Workplace aroma: Can a signature scent boost office appeal?
You may not remember your office ― but there’s a good chance your nose does. As many know, scents and smells are one of the most powerful sense sensations we can have, with an unusual ability to trigger memories and emotions.
Well, now your office manager is hip to that, too, and an increasing number of office spaces and work common areas are being diffused with “signature scents” ― especially as employers try to squash the old stuffy connotations of the office and replace them with new, evocative associations.
“Scent has the power to transform the way we feel, think, work and play,” writes the scent marketing agency Air Aroma. “The right office scent can transform a commercial office or space, creating a more pleasant environment, encouraging employee efficiency and reducing stress.”
There is some science to this: essential oils have shown to have subtle cognitive effects on things like mood, anxiety and focus ― no surprise then that essential oil diffusers are often considered the best way to create an office scent. Air Aroma even suggests that their research found a 54 per cent reduction in clerical errors when working in an environment that smells of citrus.
The idea is borrowing, in part, from luxury real estate.

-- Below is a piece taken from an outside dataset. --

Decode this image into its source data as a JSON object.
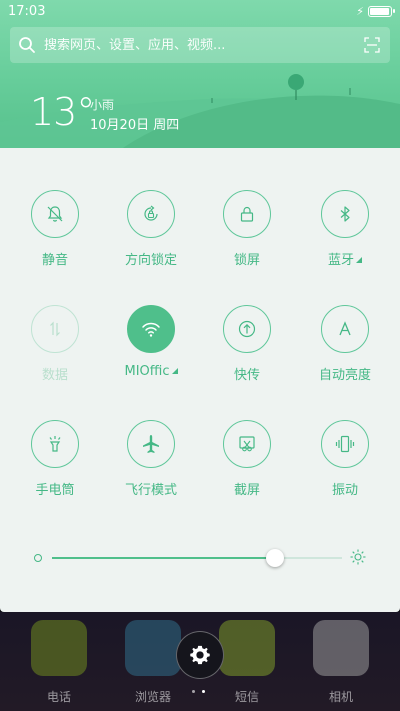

High-end buildings have been infusing their spaces with scent for some time, even pumping it straight in through the air ducts. (This goes the other way, too ― with at least one company offering to bring the office enviro home via an office-scented candle line.)
This all comes with words of caution from workplace experts, though: don’t overdo it, and make sure your employees are on board, because many workers are scent-sensitive.
“Any companies considering introducing scents to the workplace should do so with inclusivity in mind,” media strategist Sarah Holland said. “Introducing luscious scents to an office seems like a harmless way to make the space more enticing in our hybrid working culture, but it could have a real impact on certain workers.”
Content written by Kieran Delamont for Worklife, a partnership between Ahria Consulting and London Inc. To view this content in newsletter form, click here.